Classical economists, such as Adam Smith and David Ricardo, were mainly interested in the question of how agents in very large markets-whole nations-could interact so as to bring about maximum monetary wealth for themselves. Economists always recognized that this set of assumptions is purely an idealization for purposes of analysis, not a possible state of affairs anyone could try (or should want to try) to institutionally establish.
But until the казино игровые автоматы вулкан играть бесплатно онлайн без регистрации of game theory matured казино играть онлайн без регистрации the end of the 1970s, economists had to казино играть онлайн без регистрации that the more closely a market approximates perfect казино играть онлайн без регистрации, the more efficient it will be.

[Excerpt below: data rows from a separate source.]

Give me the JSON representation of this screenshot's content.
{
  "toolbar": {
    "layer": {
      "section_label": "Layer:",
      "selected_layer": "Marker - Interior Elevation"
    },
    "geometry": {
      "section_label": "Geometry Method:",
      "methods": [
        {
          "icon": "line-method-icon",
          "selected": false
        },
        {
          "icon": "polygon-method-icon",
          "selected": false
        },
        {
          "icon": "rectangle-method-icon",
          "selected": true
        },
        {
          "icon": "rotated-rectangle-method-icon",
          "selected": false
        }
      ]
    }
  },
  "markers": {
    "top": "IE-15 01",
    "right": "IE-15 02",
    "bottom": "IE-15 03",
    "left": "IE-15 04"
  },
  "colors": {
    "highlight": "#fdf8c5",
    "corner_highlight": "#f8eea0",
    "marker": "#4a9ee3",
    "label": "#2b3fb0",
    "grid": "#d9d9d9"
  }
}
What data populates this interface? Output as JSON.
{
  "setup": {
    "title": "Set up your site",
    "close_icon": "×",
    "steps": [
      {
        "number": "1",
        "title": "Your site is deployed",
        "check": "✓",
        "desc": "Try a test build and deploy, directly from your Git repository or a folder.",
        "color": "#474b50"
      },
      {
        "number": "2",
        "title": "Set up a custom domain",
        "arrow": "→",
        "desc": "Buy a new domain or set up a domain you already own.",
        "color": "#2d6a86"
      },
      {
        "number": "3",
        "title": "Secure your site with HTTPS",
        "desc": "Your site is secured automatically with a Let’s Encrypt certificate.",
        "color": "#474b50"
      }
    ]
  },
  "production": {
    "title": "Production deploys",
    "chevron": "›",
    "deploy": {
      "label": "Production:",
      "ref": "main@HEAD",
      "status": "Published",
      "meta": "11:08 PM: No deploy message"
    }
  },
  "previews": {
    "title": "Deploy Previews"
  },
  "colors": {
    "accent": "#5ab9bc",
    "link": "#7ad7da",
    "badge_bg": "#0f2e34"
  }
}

No such hope, however, can be mathematically or logically justified in general; indeed, as a strict generalization the assumption was shown to be false казино играть онлайн без регистрации far back as the 1950s. This article is not about the foundations of economics, but казино играть онлайн без регистрации is important for understanding the origins and scope of game theory to know that perfectly competitive markets have built into them a feature that renders them susceptible to parametric analysis.
Because agents face no entry costs to markets, they will open shop in any игры с выводом денег на украине market until competition drives all profits to zero.
This implies that if production costs are fixed and demand is exogenous, then agents have no options about how much to produce if they are trying to maximize the differences between their costs and their revenues.
These production levels can be determined separately for each agent, so none need pay attention to what the others are doing; each agent treats her counterparts as passive features of the environment.]